▶ **EXERCISE DIRECTIONS**
Your job is to return every line in the data holding the string "частей".

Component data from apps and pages
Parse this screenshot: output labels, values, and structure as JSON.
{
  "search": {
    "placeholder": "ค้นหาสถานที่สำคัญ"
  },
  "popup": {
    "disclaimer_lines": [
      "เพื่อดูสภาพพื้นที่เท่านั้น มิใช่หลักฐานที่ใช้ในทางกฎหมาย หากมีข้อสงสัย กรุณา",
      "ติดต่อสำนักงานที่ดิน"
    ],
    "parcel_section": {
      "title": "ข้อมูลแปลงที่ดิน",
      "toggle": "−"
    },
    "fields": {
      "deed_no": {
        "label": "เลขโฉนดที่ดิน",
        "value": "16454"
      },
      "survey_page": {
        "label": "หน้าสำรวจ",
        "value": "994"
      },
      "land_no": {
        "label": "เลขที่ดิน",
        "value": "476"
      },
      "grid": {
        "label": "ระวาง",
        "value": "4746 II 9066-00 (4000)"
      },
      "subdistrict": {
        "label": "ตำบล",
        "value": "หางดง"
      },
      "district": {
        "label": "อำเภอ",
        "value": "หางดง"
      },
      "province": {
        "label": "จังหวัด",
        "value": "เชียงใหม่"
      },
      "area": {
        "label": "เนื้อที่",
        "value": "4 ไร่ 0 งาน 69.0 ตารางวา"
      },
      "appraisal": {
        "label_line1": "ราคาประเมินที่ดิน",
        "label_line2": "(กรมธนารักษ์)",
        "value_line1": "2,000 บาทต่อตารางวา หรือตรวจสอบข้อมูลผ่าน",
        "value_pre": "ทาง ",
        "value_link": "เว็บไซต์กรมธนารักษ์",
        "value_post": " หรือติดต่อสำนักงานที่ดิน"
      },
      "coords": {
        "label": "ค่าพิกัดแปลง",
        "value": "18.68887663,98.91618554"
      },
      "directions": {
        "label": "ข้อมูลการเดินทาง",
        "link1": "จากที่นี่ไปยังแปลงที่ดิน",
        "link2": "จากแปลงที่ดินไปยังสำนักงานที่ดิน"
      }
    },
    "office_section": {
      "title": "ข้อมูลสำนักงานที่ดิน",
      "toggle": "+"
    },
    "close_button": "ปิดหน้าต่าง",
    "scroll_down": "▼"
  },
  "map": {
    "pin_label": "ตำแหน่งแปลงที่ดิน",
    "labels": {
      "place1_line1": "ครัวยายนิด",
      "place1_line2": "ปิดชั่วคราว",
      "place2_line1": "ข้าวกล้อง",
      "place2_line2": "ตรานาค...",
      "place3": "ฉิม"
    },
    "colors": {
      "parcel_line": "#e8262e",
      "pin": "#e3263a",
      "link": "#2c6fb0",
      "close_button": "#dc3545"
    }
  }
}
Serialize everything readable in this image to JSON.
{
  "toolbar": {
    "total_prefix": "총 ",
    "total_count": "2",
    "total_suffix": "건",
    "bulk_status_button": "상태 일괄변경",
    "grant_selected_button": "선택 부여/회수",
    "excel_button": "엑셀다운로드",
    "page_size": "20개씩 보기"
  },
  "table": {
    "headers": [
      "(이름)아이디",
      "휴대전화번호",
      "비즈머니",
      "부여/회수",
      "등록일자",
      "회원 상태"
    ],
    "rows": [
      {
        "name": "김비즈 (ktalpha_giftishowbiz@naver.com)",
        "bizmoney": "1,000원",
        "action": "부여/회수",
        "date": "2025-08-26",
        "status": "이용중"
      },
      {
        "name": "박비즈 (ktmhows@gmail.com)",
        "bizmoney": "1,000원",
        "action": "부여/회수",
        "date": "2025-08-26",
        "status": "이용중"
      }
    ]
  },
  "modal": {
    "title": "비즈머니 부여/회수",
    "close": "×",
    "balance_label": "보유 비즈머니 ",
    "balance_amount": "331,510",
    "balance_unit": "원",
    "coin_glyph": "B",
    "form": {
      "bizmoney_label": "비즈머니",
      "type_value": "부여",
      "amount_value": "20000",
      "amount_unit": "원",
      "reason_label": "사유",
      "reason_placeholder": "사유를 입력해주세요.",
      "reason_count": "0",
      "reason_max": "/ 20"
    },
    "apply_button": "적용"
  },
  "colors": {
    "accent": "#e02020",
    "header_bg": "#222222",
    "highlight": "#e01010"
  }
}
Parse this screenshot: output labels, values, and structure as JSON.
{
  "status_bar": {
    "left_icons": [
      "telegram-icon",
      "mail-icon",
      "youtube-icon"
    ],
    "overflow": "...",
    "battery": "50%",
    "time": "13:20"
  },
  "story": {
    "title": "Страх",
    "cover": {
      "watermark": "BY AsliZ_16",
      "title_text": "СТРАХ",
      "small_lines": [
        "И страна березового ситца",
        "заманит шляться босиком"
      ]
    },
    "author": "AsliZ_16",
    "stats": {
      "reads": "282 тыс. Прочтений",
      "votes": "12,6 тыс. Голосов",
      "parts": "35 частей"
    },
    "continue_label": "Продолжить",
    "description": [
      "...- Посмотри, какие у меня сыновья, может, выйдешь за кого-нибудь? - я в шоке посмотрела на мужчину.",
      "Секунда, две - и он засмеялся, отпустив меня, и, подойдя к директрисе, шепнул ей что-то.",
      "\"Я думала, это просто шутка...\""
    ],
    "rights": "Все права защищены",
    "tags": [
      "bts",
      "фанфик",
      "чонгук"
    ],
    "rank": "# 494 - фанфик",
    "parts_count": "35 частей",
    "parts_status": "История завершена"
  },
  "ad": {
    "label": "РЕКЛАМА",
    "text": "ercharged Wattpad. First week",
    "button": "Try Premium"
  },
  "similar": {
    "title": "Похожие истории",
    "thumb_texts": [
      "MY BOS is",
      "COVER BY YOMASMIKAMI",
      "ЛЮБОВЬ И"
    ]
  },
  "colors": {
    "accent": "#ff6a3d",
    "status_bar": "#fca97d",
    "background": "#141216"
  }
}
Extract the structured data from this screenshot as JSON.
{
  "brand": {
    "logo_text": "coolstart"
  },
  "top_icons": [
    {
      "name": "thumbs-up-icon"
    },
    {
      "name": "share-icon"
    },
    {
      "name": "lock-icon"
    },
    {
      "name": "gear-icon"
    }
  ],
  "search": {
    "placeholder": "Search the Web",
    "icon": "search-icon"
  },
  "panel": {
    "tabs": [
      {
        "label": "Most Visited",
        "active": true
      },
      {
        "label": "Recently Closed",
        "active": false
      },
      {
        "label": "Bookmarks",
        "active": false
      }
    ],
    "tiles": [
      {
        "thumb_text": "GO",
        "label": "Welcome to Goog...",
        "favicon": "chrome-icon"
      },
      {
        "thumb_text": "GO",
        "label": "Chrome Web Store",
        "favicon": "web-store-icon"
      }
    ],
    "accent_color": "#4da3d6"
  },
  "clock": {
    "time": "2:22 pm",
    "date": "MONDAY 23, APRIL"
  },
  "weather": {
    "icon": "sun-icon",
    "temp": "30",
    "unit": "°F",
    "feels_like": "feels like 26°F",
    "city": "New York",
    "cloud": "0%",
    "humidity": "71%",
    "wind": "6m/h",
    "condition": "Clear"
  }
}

▶ **SOLUTION FOR THIS EXERCISE**
      "parts": "35 частей"
    "parts_count": "35 частей",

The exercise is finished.